Men in the study were randomly assigned to take one of four sets of supplements or placebos, with more than 8,000 men in each group. One group took both selenium and vitamin E; one took selenium and a placebo; one took vitamin E and a placebo; and the final group received placebos of both supplements. Men who took selenium alone or vitamin E and selenium together were also more likely to develop prostate cancer than men who took a placebo, but those increases were small and possibly due to chance.

The dose being studied was 200 micrograms of selenium and 400 international units of vitamin E. By comparison, most multivitamins contain about 50 micrograms of selenium and 30 to 200 international units of vitamin E.

The data show that, per 1,000 men, there were 76 prostate cancers in men who took only vitamin E supplements, compared to 65 in men who took a placebo over a seven-year period, or 11 more cases of prostate cancer per 1,000 men. This difference is statistically significant and not likely due to chance.

The SELECT trial was carried out at more than 400 clinical sites in the United States, Puerto Rico and Canada. It began in 2001 based on earlier research suggesting that selenium and vitamin E might reduce the risk of developing prostate cancer. After the independent safety monitoring review in 2008, participants were told to stop taking their study supplements because the data showed no benefit in using the supplements to prevent prostate cancer.

When the trial was halted, more than half of the participants consented to have their health monitored via mail questionnaires. Now, because of this latest finding, researchers are encouraging all participants to consider taking part in long-term study follow-up so investigators can continue to track outcomes.

Researchers involved in the SELECT trial are now measuring the amount of vitamin E, selenium and other nutrients in the blood of participants when they joined the trial to see if the effect of the supplements depended upon this baseline level of micronutrient. Other researchers are looking at single base changes in patients’ DNA to see if they affect cancer risk or perhaps increase a man’s risk of developing prostate cancer while taking vitamin E.

Except for skin cancer, prostate cancer is the most common type of cancer in men in the United States. The current lifetime risk of prostate cancer for American men is 16 percent.
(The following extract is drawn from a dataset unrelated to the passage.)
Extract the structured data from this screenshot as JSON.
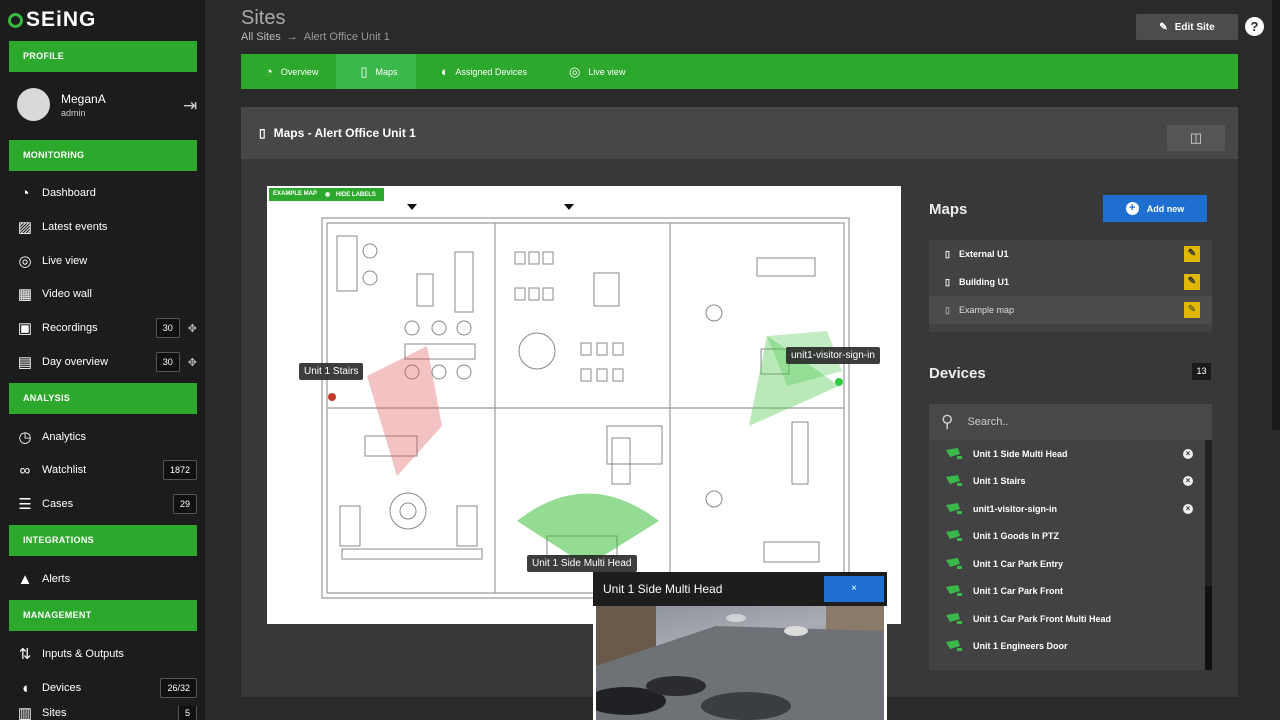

In 2011, there will be an estimated 240,890 new cases of prostate cancer and 33,720 deaths from this disease in the United States.

The research is funded by the National Cancer Institute; the National Center for Complementary and Alternative Medicine; the National Heart, Lung, and Blood Institute; the National Institute of Aging; and the National Eye Institute, all at the National Institutes of Health (NIH).

EA Klein, IM Thompson, CM Tangen, JJ Crowley, MS Lucia, PJ Goodman, L Minasian, LG Ford, HL Parnes, JM Gaziano, DD Karp, MM Lieber, PJ Walther, L Klotz, JK Parsons, JL Chin, A Darke, SM Lippman, GE Goodman, FL Meyskens, and LH Baker. Vitamin E and the Risk of Prostate Cancer: Results of The Selenium and Vitamin E Cancer Prevention Trial (SELECT). Journal of the American Medical Association. October 12, 2011. 306(14) 1549-1556.

Washington University School of Medicine’s 2,100 employed and volunteer faculty physicians also are the medical staff of Barnes-Jewish and St. Louis Children’s hospitals. The School of Medicine is one of the leading medical research, teaching and patient care institutions in the nation, currently ranked fourth in the nation by U.S. News & World Report. Through its affiliations with Barnes-Jewish and St. Louis Children’s hospitals, the School of Medicine is linked to BJC HealthCare.